What to work on: Number of lines below with the word "JSON": state it and write nothing more.

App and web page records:
────────────────────

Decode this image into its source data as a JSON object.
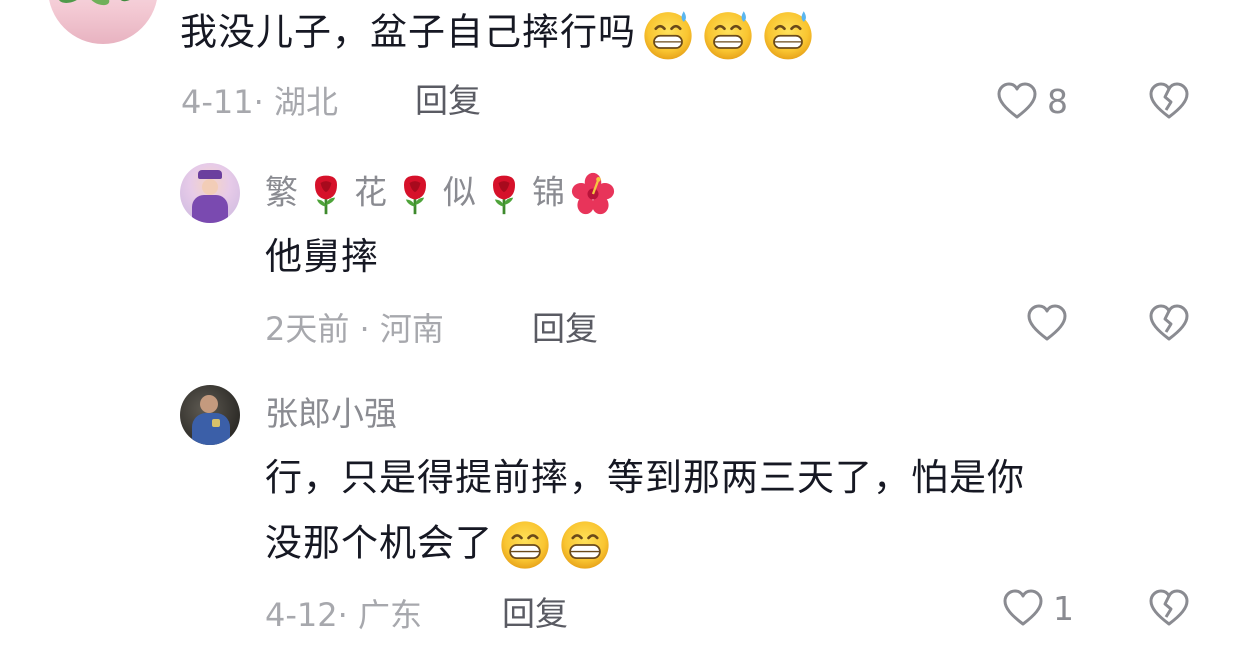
{
  "comments": [
    {
      "text": "我没儿子，盆子自己摔行吗",
      "emojis": [
        "grinning-sweat-emoji",
        "grinning-sweat-emoji",
        "grinning-sweat-emoji"
      ],
      "meta": "4-11· 湖北",
      "reply_label": "回复",
      "like_count": "8"
    },
    {
      "username_parts": [
        "繁",
        "花",
        "似",
        "锦"
      ],
      "username_emojis": [
        "rose-emoji",
        "rose-emoji",
        "rose-emoji",
        "hibiscus-emoji"
      ],
      "text": "他舅摔",
      "meta": "2天前 · 河南",
      "reply_label": "回复",
      "like_count": ""
    },
    {
      "username": "张郎小强",
      "text_line1": "行，只是得提前摔，等到那两三天了，怕是你",
      "text_line2": "没那个机会了",
      "emojis": [
        "grinning-emoji",
        "grinning-emoji"
      ],
      "meta": "4-12· 广东",
      "reply_label": "回复",
      "like_count": "1"
    }
  ],
  "icons": {
    "like": "heart-outline-icon",
    "dislike": "broken-heart-outline-icon"
  },
  "colors": {
    "text": "#161823",
    "username": "#8a8b91",
    "meta": "#a7a8ad",
    "reply": "#5a5b63",
    "icon": "#8a8b91"
  }
}
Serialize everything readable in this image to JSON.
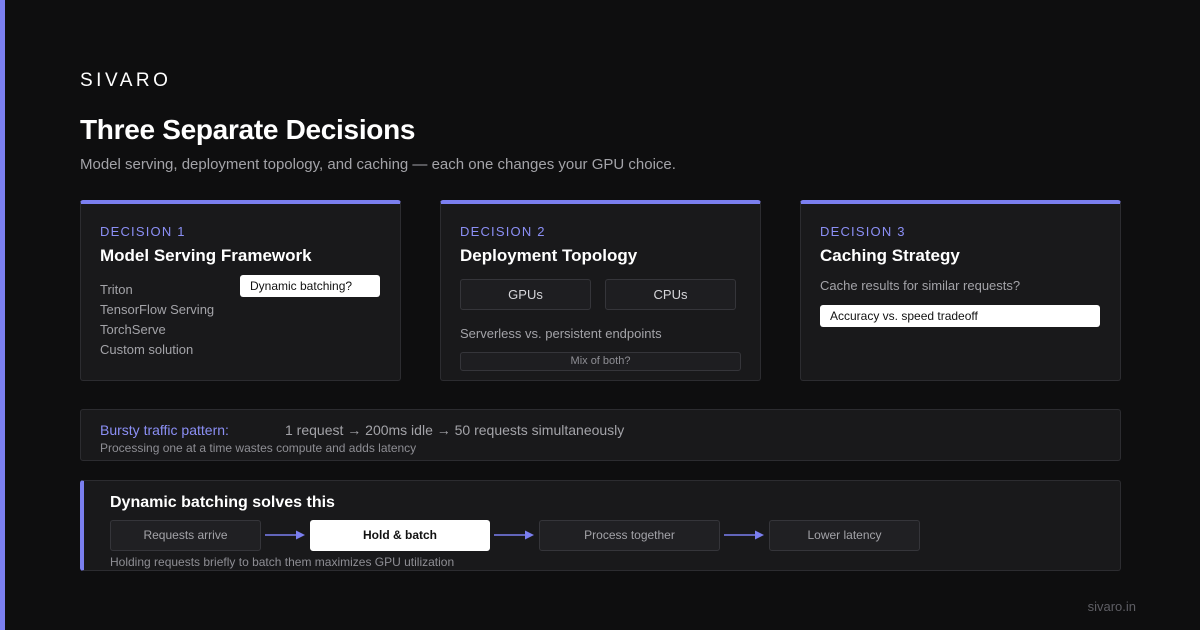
{
  "brand": "SIVARO",
  "title": "Three Separate Decisions",
  "subtitle": "Model serving, deployment topology, and caching — each one changes your GPU choice.",
  "colors": {
    "accent": "#7b7ff0",
    "background": "#0e0e0f",
    "card": "#19191b"
  },
  "decisions": [
    {
      "kicker": "DECISION 1",
      "title": "Model Serving Framework",
      "options": [
        "Triton",
        "TensorFlow Serving",
        "TorchServe",
        "Custom solution"
      ],
      "question": "Dynamic batching?"
    },
    {
      "kicker": "DECISION 2",
      "title": "Deployment Topology",
      "choices": [
        "GPUs",
        "CPUs"
      ],
      "note": "Serverless vs. persistent endpoints",
      "mix": "Mix of both?"
    },
    {
      "kicker": "DECISION 3",
      "title": "Caching Strategy",
      "question": "Cache results for similar requests?",
      "tradeoff": "Accuracy vs. speed tradeoff"
    }
  ],
  "bursty": {
    "label": "Bursty traffic pattern:",
    "flow": "1 request → 200ms idle → 50 requests simultaneously",
    "note": "Processing one at a time wastes compute and adds latency"
  },
  "batching": {
    "title": "Dynamic batching solves this",
    "steps": [
      "Requests arrive",
      "Hold & batch",
      "Process together",
      "Lower latency"
    ],
    "note": "Holding requests briefly to batch them maximizes GPU utilization"
  },
  "footer": "sivaro.in"
}
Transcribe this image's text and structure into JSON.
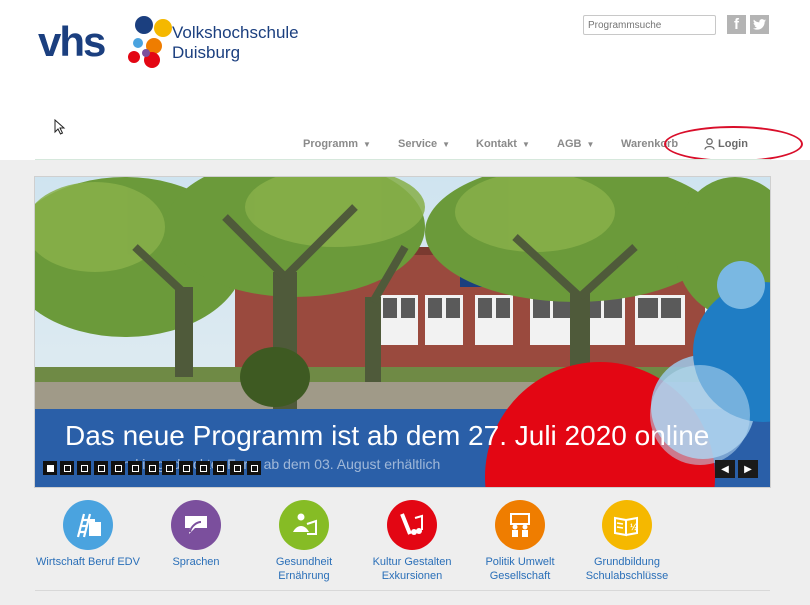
{
  "header": {
    "logo_short": "vhs",
    "logo_line1": "Volkshochschule",
    "logo_line2": "Duisburg",
    "search_placeholder": "Programmsuche",
    "social": [
      "facebook-icon",
      "twitter-icon"
    ]
  },
  "nav": {
    "items": [
      {
        "label": "Programm",
        "has_dropdown": true
      },
      {
        "label": "Service",
        "has_dropdown": true
      },
      {
        "label": "Kontakt",
        "has_dropdown": true
      },
      {
        "label": "AGB",
        "has_dropdown": true
      },
      {
        "label": "Warenkorb",
        "has_dropdown": false
      }
    ],
    "login_label": "Login",
    "login_icon": "user-icon"
  },
  "slider": {
    "headline": "Das neue Programm ist ab dem 27. Juli 2020 online",
    "subline": "und in gedruckter Form ab dem 03. August erhältlich",
    "slide_count": 13,
    "active_slide": 1,
    "prev_icon": "triangle-left-icon",
    "next_icon": "triangle-right-icon"
  },
  "categories": [
    {
      "line1": "Wirtschaft Beruf EDV",
      "line2": "",
      "color": "#4aa3df",
      "icon": "ladder-folder-icon"
    },
    {
      "line1": "Sprachen",
      "line2": "",
      "color": "#7b4f9d",
      "icon": "speech-bubble-icon"
    },
    {
      "line1": "Gesundheit",
      "line2": "Ernährung",
      "color": "#86bc25",
      "icon": "yoga-icon"
    },
    {
      "line1": "Kultur Gestalten",
      "line2": "Exkursionen",
      "color": "#e30613",
      "icon": "brush-music-icon"
    },
    {
      "line1": "Politik Umwelt",
      "line2": "Gesellschaft",
      "color": "#ef7d00",
      "icon": "people-board-icon"
    },
    {
      "line1": "Grundbildung",
      "line2": "Schulabschlüsse",
      "color": "#f5b800",
      "icon": "book-half-icon"
    }
  ],
  "colors": {
    "brand_blue": "#1b3f7f",
    "nav_text": "#8a8a8a",
    "link_blue": "#2a6fb8",
    "annotation_red": "#d90e2a"
  }
}
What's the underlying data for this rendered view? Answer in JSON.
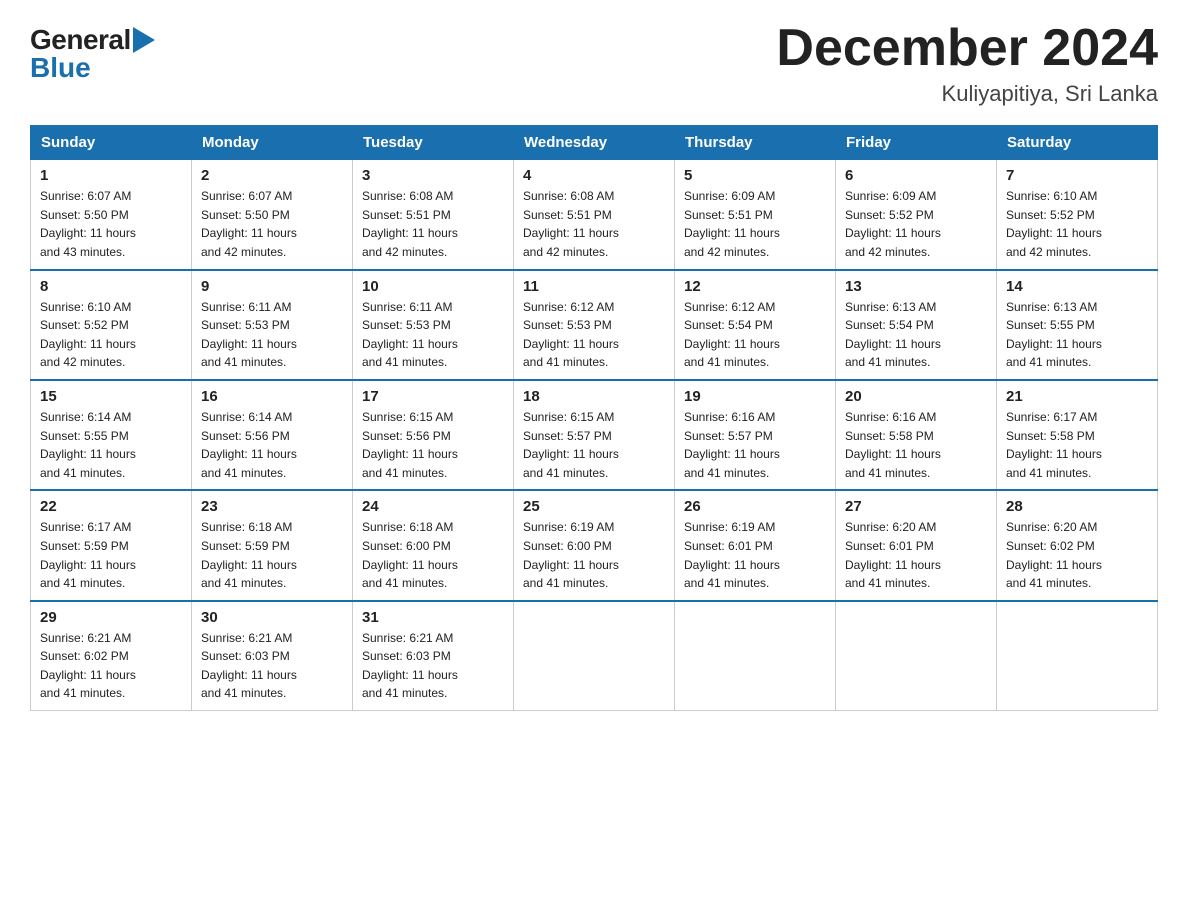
{
  "logo": {
    "general_text": "General",
    "blue_text": "Blue"
  },
  "header": {
    "title": "December 2024",
    "subtitle": "Kuliyapitiya, Sri Lanka"
  },
  "days_header": [
    "Sunday",
    "Monday",
    "Tuesday",
    "Wednesday",
    "Thursday",
    "Friday",
    "Saturday"
  ],
  "weeks": [
    [
      {
        "num": "1",
        "info": "Sunrise: 6:07 AM\nSunset: 5:50 PM\nDaylight: 11 hours\nand 43 minutes."
      },
      {
        "num": "2",
        "info": "Sunrise: 6:07 AM\nSunset: 5:50 PM\nDaylight: 11 hours\nand 42 minutes."
      },
      {
        "num": "3",
        "info": "Sunrise: 6:08 AM\nSunset: 5:51 PM\nDaylight: 11 hours\nand 42 minutes."
      },
      {
        "num": "4",
        "info": "Sunrise: 6:08 AM\nSunset: 5:51 PM\nDaylight: 11 hours\nand 42 minutes."
      },
      {
        "num": "5",
        "info": "Sunrise: 6:09 AM\nSunset: 5:51 PM\nDaylight: 11 hours\nand 42 minutes."
      },
      {
        "num": "6",
        "info": "Sunrise: 6:09 AM\nSunset: 5:52 PM\nDaylight: 11 hours\nand 42 minutes."
      },
      {
        "num": "7",
        "info": "Sunrise: 6:10 AM\nSunset: 5:52 PM\nDaylight: 11 hours\nand 42 minutes."
      }
    ],
    [
      {
        "num": "8",
        "info": "Sunrise: 6:10 AM\nSunset: 5:52 PM\nDaylight: 11 hours\nand 42 minutes."
      },
      {
        "num": "9",
        "info": "Sunrise: 6:11 AM\nSunset: 5:53 PM\nDaylight: 11 hours\nand 41 minutes."
      },
      {
        "num": "10",
        "info": "Sunrise: 6:11 AM\nSunset: 5:53 PM\nDaylight: 11 hours\nand 41 minutes."
      },
      {
        "num": "11",
        "info": "Sunrise: 6:12 AM\nSunset: 5:53 PM\nDaylight: 11 hours\nand 41 minutes."
      },
      {
        "num": "12",
        "info": "Sunrise: 6:12 AM\nSunset: 5:54 PM\nDaylight: 11 hours\nand 41 minutes."
      },
      {
        "num": "13",
        "info": "Sunrise: 6:13 AM\nSunset: 5:54 PM\nDaylight: 11 hours\nand 41 minutes."
      },
      {
        "num": "14",
        "info": "Sunrise: 6:13 AM\nSunset: 5:55 PM\nDaylight: 11 hours\nand 41 minutes."
      }
    ],
    [
      {
        "num": "15",
        "info": "Sunrise: 6:14 AM\nSunset: 5:55 PM\nDaylight: 11 hours\nand 41 minutes."
      },
      {
        "num": "16",
        "info": "Sunrise: 6:14 AM\nSunset: 5:56 PM\nDaylight: 11 hours\nand 41 minutes."
      },
      {
        "num": "17",
        "info": "Sunrise: 6:15 AM\nSunset: 5:56 PM\nDaylight: 11 hours\nand 41 minutes."
      },
      {
        "num": "18",
        "info": "Sunrise: 6:15 AM\nSunset: 5:57 PM\nDaylight: 11 hours\nand 41 minutes."
      },
      {
        "num": "19",
        "info": "Sunrise: 6:16 AM\nSunset: 5:57 PM\nDaylight: 11 hours\nand 41 minutes."
      },
      {
        "num": "20",
        "info": "Sunrise: 6:16 AM\nSunset: 5:58 PM\nDaylight: 11 hours\nand 41 minutes."
      },
      {
        "num": "21",
        "info": "Sunrise: 6:17 AM\nSunset: 5:58 PM\nDaylight: 11 hours\nand 41 minutes."
      }
    ],
    [
      {
        "num": "22",
        "info": "Sunrise: 6:17 AM\nSunset: 5:59 PM\nDaylight: 11 hours\nand 41 minutes."
      },
      {
        "num": "23",
        "info": "Sunrise: 6:18 AM\nSunset: 5:59 PM\nDaylight: 11 hours\nand 41 minutes."
      },
      {
        "num": "24",
        "info": "Sunrise: 6:18 AM\nSunset: 6:00 PM\nDaylight: 11 hours\nand 41 minutes."
      },
      {
        "num": "25",
        "info": "Sunrise: 6:19 AM\nSunset: 6:00 PM\nDaylight: 11 hours\nand 41 minutes."
      },
      {
        "num": "26",
        "info": "Sunrise: 6:19 AM\nSunset: 6:01 PM\nDaylight: 11 hours\nand 41 minutes."
      },
      {
        "num": "27",
        "info": "Sunrise: 6:20 AM\nSunset: 6:01 PM\nDaylight: 11 hours\nand 41 minutes."
      },
      {
        "num": "28",
        "info": "Sunrise: 6:20 AM\nSunset: 6:02 PM\nDaylight: 11 hours\nand 41 minutes."
      }
    ],
    [
      {
        "num": "29",
        "info": "Sunrise: 6:21 AM\nSunset: 6:02 PM\nDaylight: 11 hours\nand 41 minutes."
      },
      {
        "num": "30",
        "info": "Sunrise: 6:21 AM\nSunset: 6:03 PM\nDaylight: 11 hours\nand 41 minutes."
      },
      {
        "num": "31",
        "info": "Sunrise: 6:21 AM\nSunset: 6:03 PM\nDaylight: 11 hours\nand 41 minutes."
      },
      {
        "num": "",
        "info": ""
      },
      {
        "num": "",
        "info": ""
      },
      {
        "num": "",
        "info": ""
      },
      {
        "num": "",
        "info": ""
      }
    ]
  ]
}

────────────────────

Answer to this problem: 4